Publicly traded corporations must register with the SEC and make certain periodic reports under the 1934 Act. These reports include business reports (10K, 10Q & 8K), insider trading tender offers & proxy solicitations. The unaudited financials, which are part of the company's 10Q filing, fraudulently described the bribe.

28

The reporting requirements of the 1934 Act apply to any company:

Whose shares are traded on a national exchange, or
Which has at least 500 shareholders in any one class who are not accredited and more than $10 million in assets.

29

Which of the following securities would be regulated by the provisions of the Securities Act of 1933?

Securities issued by insurance companies

30

Which of the following circumstances is a defense to an accountant's liability under Section 11 of the Securities Act of 1933 for misstatements and omissions of material facts contained in a registration statement?

To establish a case under Section 11, a plaintiff need only prove that the plaintiff acquired the stock; there was a material misstatement in a registration statement signed by the defendant, and damages. However, an accountant can avoid liability by raising the defense of due diligence.

31

Under Section 12 of the Securities Exchange Act of 1934, in addition to companies whose securities are traded on a national exchange, what class of companies is subject to the SEC's continuous disclosure system?

Under Section 12, a company must register (is subject to continuous disclosure requirements) if it is listed on a national securities exchange or if it has at least 500 shareholders in any outstanding class and has more than $10 million in assets.

32

Under the liability provisions of Section 11 of the Securities Act of 1933, a CPA who certifies financial statements included in a registration statement generally will not be liable to a purchaser of the security:

Under Section 11 of the Securities Act of 1933, a CPA who certifies financial statements is generally liable if the purchaser can prove the purchaser acquired the stock, the purchaser suffered a loss, and in the registration statement there was a misrepresentation of, and/or an omission of, a material fact. The purchaser does not have to prove scienter or negligence on the part of the CPA. The purchaser does not have to prove reliance. However, the CPA is not liable if the CPA can prove "due diligence."

33

What is the standard that must be established to prove a violation of the anti-fraud provisions of Rule 10b-5 of the Securities Exchange Act of 1934?

A violation of Rule 10b-5 will be found only if the person acted with scienter (intent to deceive or reckless disregard for the truth).

34

Under the anti-fraud provisions of Section 10(b) of the Securities Exchange Act of 1934, a CPA may be liable if the CPA acted:

Section 10(b) prohibits fraud in connection with the sale of securities. If a CPA acts without good faith, the CPA is probably acting fraudulently.

35

Sam's Retail Outlet's certified public accountant prepares financial statements that omit a material fact. The financial statements are part of Sam's registration statement. An investor purchases Sam's stock.
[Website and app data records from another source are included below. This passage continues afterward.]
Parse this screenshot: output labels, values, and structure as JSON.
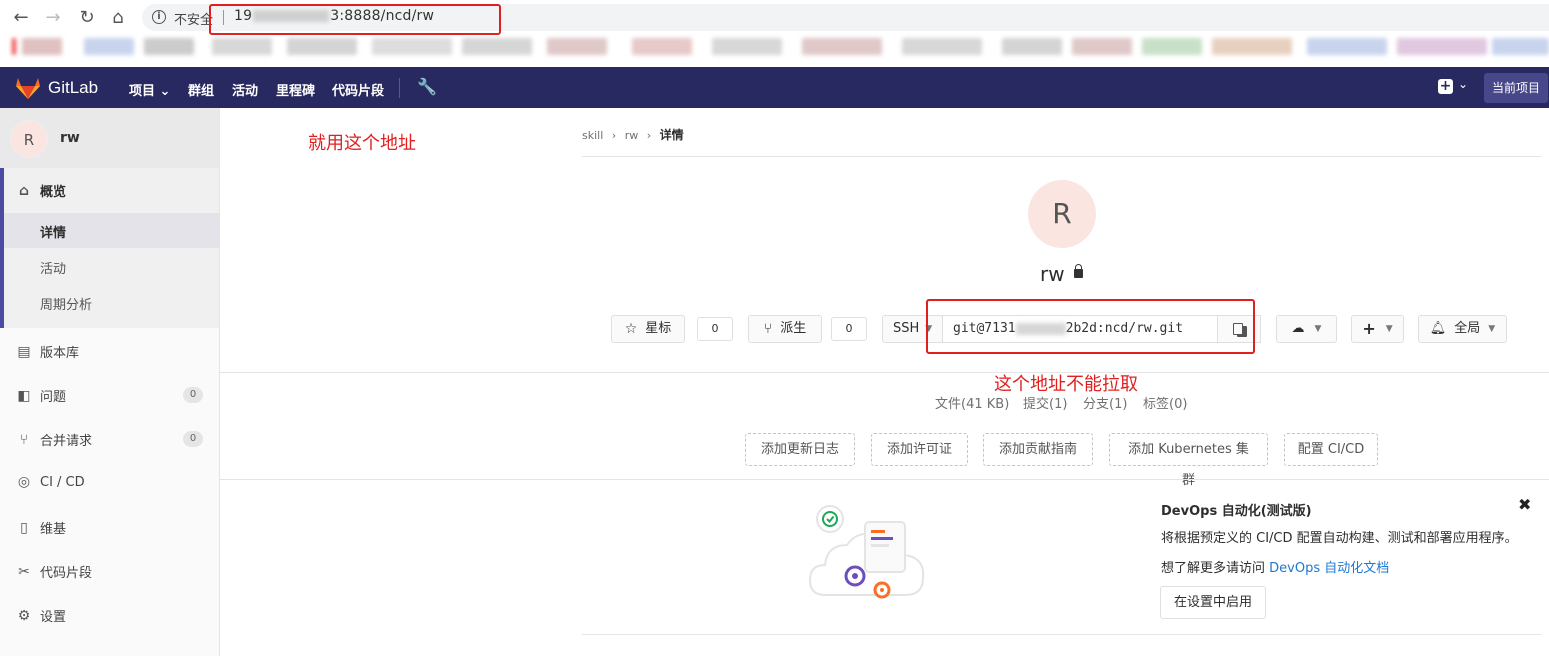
{
  "browser": {
    "insecure_label": "不安全",
    "url_prefix": "19",
    "url_suffix": "3:8888/ncd/rw"
  },
  "header": {
    "brand": "GitLab",
    "menu": [
      "项目",
      "群组",
      "活动",
      "里程碑",
      "代码片段"
    ],
    "current_project": "当前项目"
  },
  "sidebar": {
    "avatar_letter": "R",
    "project_name": "rw",
    "overview_label": "概览",
    "sub_items": [
      "详情",
      "活动",
      "周期分析"
    ],
    "items": [
      {
        "label": "版本库"
      },
      {
        "label": "问题",
        "count": "0"
      },
      {
        "label": "合并请求",
        "count": "0"
      },
      {
        "label": "CI / CD"
      },
      {
        "label": "维基"
      },
      {
        "label": "代码片段"
      },
      {
        "label": "设置"
      }
    ]
  },
  "annotations": {
    "use_this": "就用这个地址",
    "cannot_pull": "这个地址不能拉取"
  },
  "breadcrumb": [
    "skill",
    "rw",
    "详情"
  ],
  "project": {
    "avatar_letter": "R",
    "name": "rw",
    "star_label": "星标",
    "star_count": "0",
    "fork_label": "派生",
    "fork_count": "0",
    "protocol": "SSH",
    "clone_prefix": "git@7131",
    "clone_suffix": "2b2d:ncd/rw.git",
    "notify_label": "全局"
  },
  "stats": {
    "files": "文件(41 KB)",
    "commits": "提交(1)",
    "branches": "分支(1)",
    "tags": "标签(0)"
  },
  "actions": [
    "添加更新日志",
    "添加许可证",
    "添加贡献指南",
    "添加 Kubernetes 集群",
    "配置 CI/CD"
  ],
  "devops": {
    "title": "DevOps 自动化(测试版)",
    "desc": "将根据预定义的 CI/CD 配置自动构建、测试和部署应用程序。",
    "more_prefix": "想了解更多请访问 ",
    "more_link": "DevOps 自动化文档",
    "enable_label": "在设置中启用"
  },
  "colors": {
    "header_bg": "#292961",
    "annotation_red": "#e02020",
    "link": "#1f78d1"
  }
}
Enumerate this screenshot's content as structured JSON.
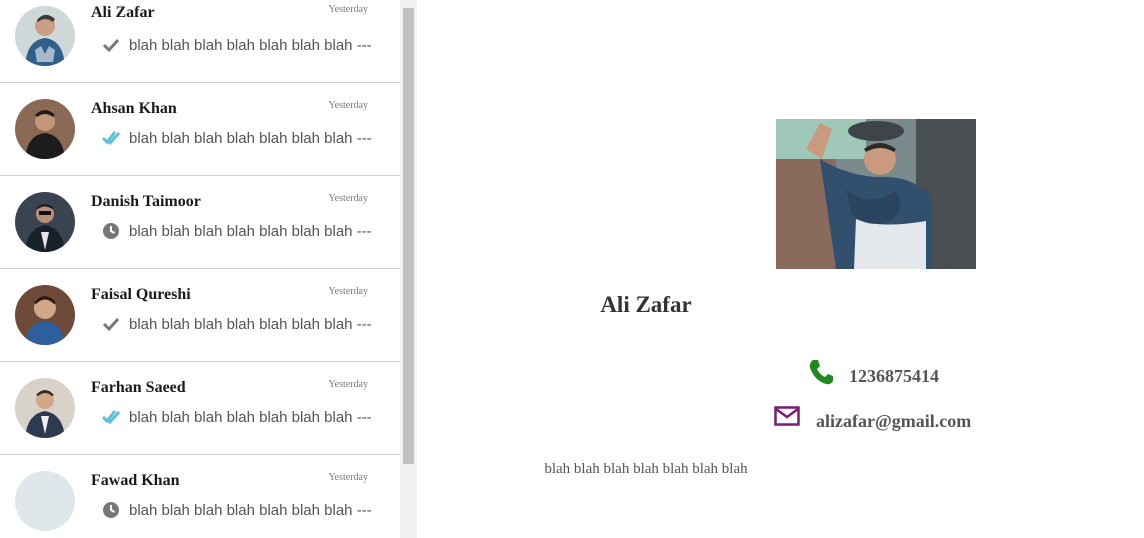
{
  "chats": [
    {
      "name": "Ali Zafar",
      "time": "Yesterday",
      "preview": "blah blah blah blah blah blah blah ---",
      "status_icon": "check-icon",
      "status_color": "#777777"
    },
    {
      "name": "Ahsan Khan",
      "time": "Yesterday",
      "preview": "blah blah blah blah blah blah blah ---",
      "status_icon": "double-check-icon",
      "status_color": "#5bc0de"
    },
    {
      "name": "Danish Taimoor",
      "time": "Yesterday",
      "preview": "blah blah blah blah blah blah blah ---",
      "status_icon": "clock-icon",
      "status_color": "#777777"
    },
    {
      "name": "Faisal Qureshi",
      "time": "Yesterday",
      "preview": "blah blah blah blah blah blah blah ---",
      "status_icon": "check-icon",
      "status_color": "#777777"
    },
    {
      "name": "Farhan Saeed",
      "time": "Yesterday",
      "preview": "blah blah blah blah blah blah blah ---",
      "status_icon": "double-check-icon",
      "status_color": "#5bc0de"
    },
    {
      "name": "Fawad Khan",
      "time": "Yesterday",
      "preview": "blah blah blah blah blah blah blah ---",
      "status_icon": "clock-icon",
      "status_color": "#777777"
    }
  ],
  "profile": {
    "name": "Ali Zafar",
    "phone": "1236875414",
    "email": "alizafar@gmail.com",
    "bio": "blah blah blah blah blah blah blah",
    "phone_icon": "phone-icon",
    "phone_color": "#1f8a1f",
    "email_icon": "envelope-icon",
    "email_color": "#7a1a7a"
  }
}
Under Section 11 of the Securities Act of 1933, the accountant can avoid liability by showing that she:

A CPA's best defense to a 1933 Section 11 action is that the CPA exercised due diligence by performing the audit in accordance with generally accepted auditing standards.

36

What is for ACTUAL fraud?

Scientor

37

What is for CONSTRUCTIONAL fraud?

Gross Negligence